The overriding question is: what does any of the information in the reports have to do with the decision to overhaul the school through one of the five options? The parents and community members at the focus groups were asked what they thought the strengths and weaknesses of the schools are. The district and Cambridge representatives told us that they were going to take their findings back to the district, but that they were not making a recommendation, as they usually do in these types of SQRs. It will be up to Dr. Hite to make a recommendation. Again, it was not made clear, or even stated at some meetings, that the recommendation would be one of the five options. Forcing teachers out through an internal turnaround will only create more trauma for students Blankenburg students. Making McDaniel a “contract school” won’t solve the logistical problems which parents want addressed. Placing Harding in the Turnaround Network, possibly forcing teachers out, would only exacerbate the situation which led to faculty resignations and early retirements so that over half the faculty has been there fewer than two years.

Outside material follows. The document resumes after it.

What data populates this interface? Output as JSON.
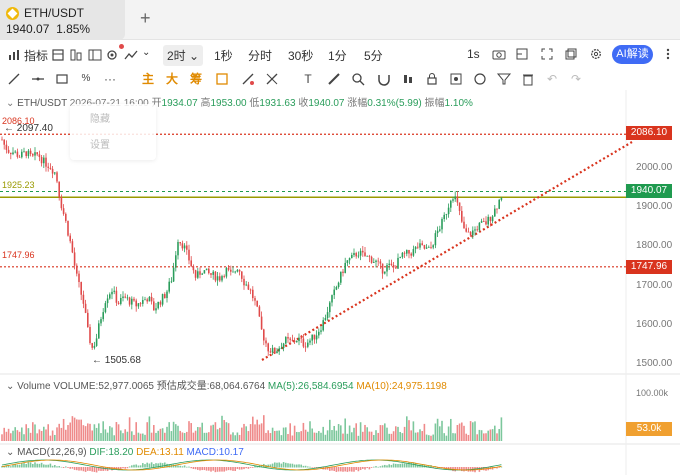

The Hite administration’s diversion of inventing a new category every year in which to place certain schools, based on outdated and unreliable test scores, is getting old. Parents, teachers and community members know what Philadelphia’s schools need: restoration of support staff, including nurses and counselors, to pre-doomsday budget levels (the district says it actually has a surplus); smaller class size; functioning libraries with certified school librarians; appointed teachers in every classroom; adequate books and supplies. In short, true stability and equity for all schools. Dr. Hite needs to make a true commitment to stability and equity for all schools in all neighborhoods.
Dr. Hite said at the beginning of this process that he would make his recommendations for the Priority Schools, based on the Cambridge reports, in February. SRC votes are not required for most internal turnarounds, but an SRC vote would be required for hiring a company to restructure any school as a “contract school”.
Below is the link for the Cambridge Education reports on all 11 schools. See “School Quality Review” on the far right for the final reports.